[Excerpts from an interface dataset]
+===+

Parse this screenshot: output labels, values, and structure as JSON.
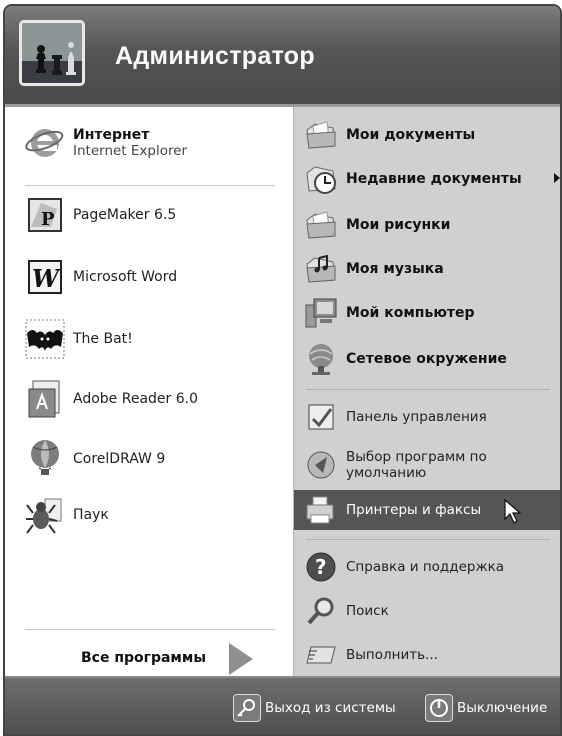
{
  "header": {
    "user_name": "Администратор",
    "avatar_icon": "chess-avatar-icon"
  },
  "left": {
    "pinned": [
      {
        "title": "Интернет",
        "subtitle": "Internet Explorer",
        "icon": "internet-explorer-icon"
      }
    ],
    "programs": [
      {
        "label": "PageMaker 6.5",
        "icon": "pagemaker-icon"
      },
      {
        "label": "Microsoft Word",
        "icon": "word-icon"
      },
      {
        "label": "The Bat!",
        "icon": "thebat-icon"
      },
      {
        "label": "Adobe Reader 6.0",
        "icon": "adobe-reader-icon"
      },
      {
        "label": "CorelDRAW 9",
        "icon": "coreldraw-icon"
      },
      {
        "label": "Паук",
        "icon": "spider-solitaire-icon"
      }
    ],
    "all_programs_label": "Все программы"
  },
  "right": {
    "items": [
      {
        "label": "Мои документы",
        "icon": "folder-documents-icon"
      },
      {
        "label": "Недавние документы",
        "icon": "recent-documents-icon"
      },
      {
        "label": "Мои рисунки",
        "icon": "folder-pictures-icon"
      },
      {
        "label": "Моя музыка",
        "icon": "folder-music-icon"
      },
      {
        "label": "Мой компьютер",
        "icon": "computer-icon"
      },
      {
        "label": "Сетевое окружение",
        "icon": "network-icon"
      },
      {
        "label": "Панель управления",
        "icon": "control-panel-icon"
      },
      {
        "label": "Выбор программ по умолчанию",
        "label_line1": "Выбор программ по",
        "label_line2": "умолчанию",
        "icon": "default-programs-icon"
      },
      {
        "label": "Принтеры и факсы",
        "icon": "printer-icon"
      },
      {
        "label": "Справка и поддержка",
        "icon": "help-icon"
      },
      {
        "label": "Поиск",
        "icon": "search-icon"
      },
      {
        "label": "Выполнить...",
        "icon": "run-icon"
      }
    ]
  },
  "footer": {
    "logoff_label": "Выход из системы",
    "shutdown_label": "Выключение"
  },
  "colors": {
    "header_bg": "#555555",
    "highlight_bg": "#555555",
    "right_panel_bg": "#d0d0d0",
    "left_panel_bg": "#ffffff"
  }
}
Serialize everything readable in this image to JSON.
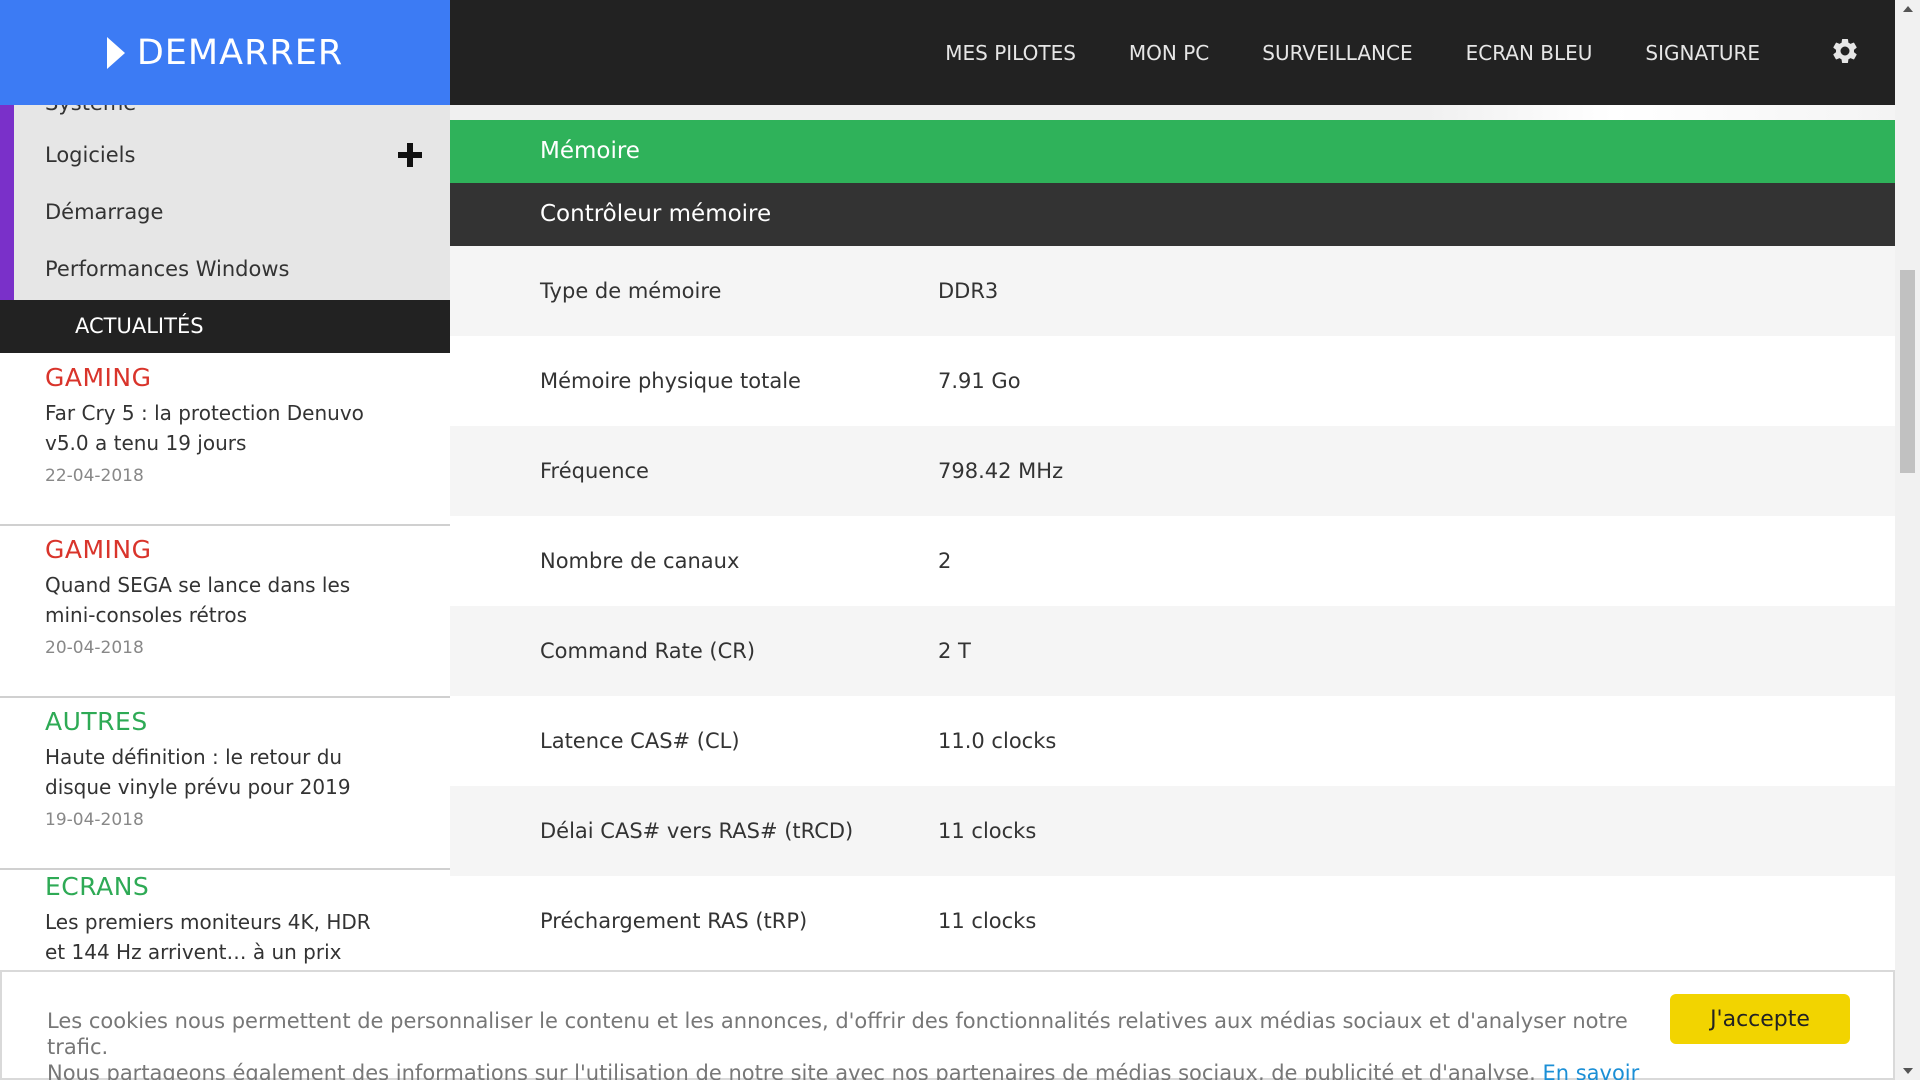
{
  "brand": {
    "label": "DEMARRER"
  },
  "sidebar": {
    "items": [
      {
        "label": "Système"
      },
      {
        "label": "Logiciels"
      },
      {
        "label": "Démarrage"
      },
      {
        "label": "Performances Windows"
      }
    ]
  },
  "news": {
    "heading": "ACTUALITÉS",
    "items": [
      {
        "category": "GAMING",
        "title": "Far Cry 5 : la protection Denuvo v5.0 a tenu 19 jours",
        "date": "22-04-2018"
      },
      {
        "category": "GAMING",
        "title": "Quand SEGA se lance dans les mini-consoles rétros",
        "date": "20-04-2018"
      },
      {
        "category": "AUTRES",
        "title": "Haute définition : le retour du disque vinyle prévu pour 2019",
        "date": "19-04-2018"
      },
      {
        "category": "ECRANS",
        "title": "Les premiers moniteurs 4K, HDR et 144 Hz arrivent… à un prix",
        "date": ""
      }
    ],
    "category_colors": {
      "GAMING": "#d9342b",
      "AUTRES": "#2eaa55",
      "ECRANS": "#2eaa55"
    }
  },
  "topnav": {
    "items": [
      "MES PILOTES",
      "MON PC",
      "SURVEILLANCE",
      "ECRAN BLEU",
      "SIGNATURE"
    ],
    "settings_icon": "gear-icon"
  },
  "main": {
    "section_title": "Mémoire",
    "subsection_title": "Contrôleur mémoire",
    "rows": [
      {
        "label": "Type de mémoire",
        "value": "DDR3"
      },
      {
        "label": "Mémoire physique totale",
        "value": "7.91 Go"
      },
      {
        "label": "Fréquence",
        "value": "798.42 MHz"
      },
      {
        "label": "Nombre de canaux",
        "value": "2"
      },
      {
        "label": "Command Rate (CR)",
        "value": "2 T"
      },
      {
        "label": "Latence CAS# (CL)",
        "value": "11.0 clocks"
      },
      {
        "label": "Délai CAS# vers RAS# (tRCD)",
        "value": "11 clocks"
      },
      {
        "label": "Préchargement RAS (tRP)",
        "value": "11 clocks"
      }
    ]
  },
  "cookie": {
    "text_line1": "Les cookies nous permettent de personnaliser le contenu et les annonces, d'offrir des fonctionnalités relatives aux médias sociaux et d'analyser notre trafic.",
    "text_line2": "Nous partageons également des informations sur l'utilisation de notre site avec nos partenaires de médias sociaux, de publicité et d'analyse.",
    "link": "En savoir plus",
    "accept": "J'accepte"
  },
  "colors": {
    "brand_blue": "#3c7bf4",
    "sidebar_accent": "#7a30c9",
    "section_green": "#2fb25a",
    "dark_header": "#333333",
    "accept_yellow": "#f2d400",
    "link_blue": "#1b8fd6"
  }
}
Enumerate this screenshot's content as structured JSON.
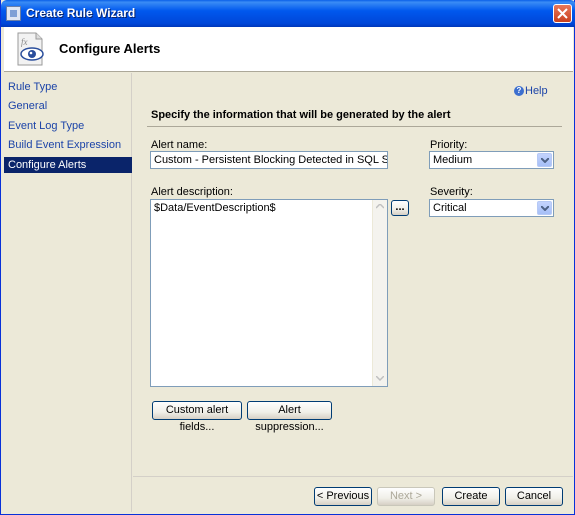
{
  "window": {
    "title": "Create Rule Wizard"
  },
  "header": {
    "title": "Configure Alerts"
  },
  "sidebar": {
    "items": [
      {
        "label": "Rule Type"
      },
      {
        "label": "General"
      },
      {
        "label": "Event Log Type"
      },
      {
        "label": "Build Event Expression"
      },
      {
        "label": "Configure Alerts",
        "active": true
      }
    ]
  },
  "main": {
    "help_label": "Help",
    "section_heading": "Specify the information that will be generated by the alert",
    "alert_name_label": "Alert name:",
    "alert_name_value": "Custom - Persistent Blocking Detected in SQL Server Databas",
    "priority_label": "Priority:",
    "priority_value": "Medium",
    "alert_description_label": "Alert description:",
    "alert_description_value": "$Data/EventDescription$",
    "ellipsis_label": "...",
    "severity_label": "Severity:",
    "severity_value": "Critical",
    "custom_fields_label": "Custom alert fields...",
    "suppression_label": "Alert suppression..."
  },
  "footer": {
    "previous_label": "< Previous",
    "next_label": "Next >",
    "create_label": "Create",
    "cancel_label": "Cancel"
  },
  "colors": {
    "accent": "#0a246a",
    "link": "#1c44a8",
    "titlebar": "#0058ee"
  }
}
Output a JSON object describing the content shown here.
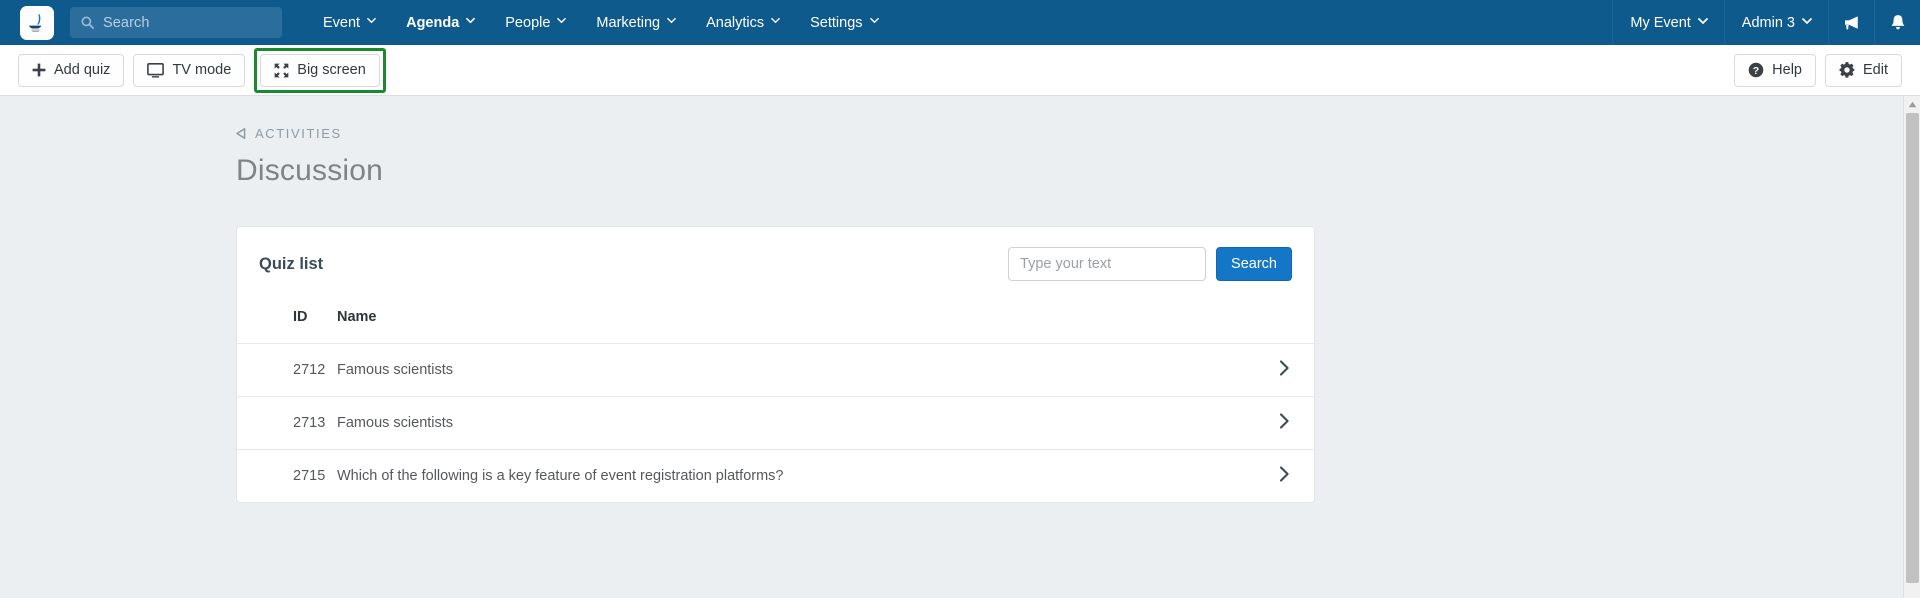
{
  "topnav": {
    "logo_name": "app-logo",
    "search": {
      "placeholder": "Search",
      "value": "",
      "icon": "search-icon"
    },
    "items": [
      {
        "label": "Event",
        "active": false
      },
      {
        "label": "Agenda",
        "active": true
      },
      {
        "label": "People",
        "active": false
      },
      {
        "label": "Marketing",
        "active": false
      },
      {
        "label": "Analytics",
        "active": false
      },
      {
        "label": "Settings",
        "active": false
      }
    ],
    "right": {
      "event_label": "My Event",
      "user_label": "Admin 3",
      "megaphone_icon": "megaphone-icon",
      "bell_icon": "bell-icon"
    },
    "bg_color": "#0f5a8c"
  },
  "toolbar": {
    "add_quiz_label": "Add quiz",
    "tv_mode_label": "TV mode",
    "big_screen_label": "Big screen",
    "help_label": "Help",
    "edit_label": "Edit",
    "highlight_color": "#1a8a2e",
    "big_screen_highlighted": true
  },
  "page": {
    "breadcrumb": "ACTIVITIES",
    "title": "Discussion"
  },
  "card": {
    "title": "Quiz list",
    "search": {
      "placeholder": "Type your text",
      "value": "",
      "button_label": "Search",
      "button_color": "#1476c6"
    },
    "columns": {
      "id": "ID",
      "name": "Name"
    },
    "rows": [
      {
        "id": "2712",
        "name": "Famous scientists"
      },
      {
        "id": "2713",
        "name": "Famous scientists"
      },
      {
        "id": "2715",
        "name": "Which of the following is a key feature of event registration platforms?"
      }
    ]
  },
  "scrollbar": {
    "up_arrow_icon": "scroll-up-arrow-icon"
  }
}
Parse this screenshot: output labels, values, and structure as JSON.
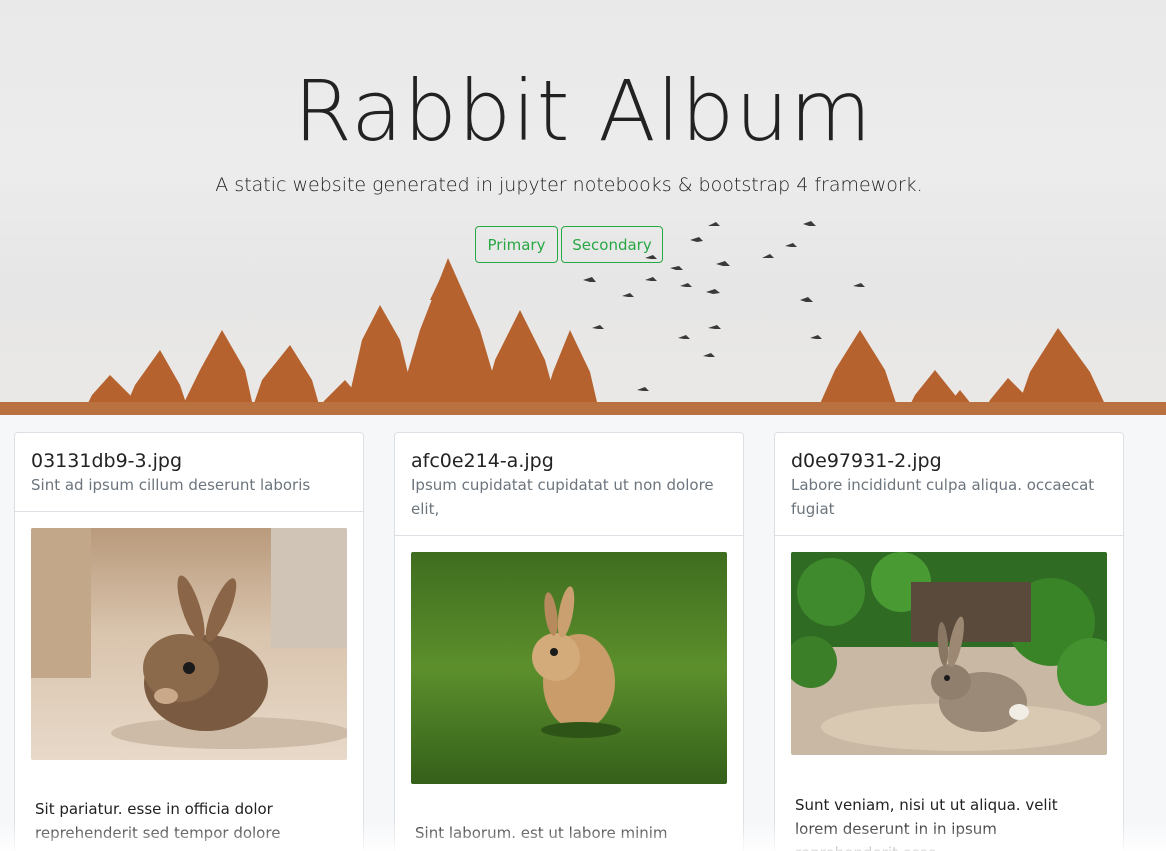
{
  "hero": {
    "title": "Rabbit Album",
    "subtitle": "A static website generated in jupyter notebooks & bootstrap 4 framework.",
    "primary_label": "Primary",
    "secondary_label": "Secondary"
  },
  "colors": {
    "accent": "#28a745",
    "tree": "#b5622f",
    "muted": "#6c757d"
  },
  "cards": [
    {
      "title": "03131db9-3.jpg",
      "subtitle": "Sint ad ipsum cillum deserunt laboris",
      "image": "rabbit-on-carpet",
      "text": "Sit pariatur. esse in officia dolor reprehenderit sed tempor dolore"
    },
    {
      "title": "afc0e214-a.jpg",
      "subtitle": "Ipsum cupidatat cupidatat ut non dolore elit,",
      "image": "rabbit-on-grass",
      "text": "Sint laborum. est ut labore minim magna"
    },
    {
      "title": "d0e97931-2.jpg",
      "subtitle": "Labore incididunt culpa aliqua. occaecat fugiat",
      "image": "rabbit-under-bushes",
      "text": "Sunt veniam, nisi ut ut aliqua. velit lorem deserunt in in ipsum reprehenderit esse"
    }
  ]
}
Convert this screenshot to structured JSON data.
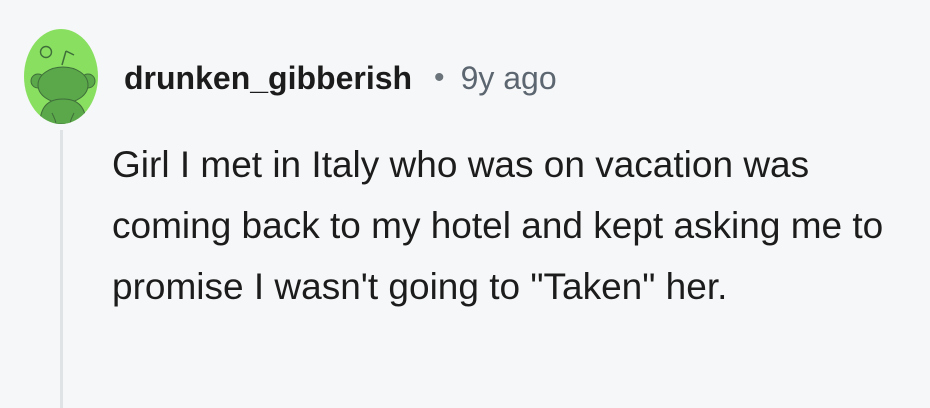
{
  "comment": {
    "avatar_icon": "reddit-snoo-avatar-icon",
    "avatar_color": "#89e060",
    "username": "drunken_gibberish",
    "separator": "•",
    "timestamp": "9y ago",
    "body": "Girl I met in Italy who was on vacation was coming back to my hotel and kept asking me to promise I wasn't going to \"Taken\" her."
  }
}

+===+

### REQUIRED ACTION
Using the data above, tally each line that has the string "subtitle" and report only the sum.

### EXERCISE SOLUTION
5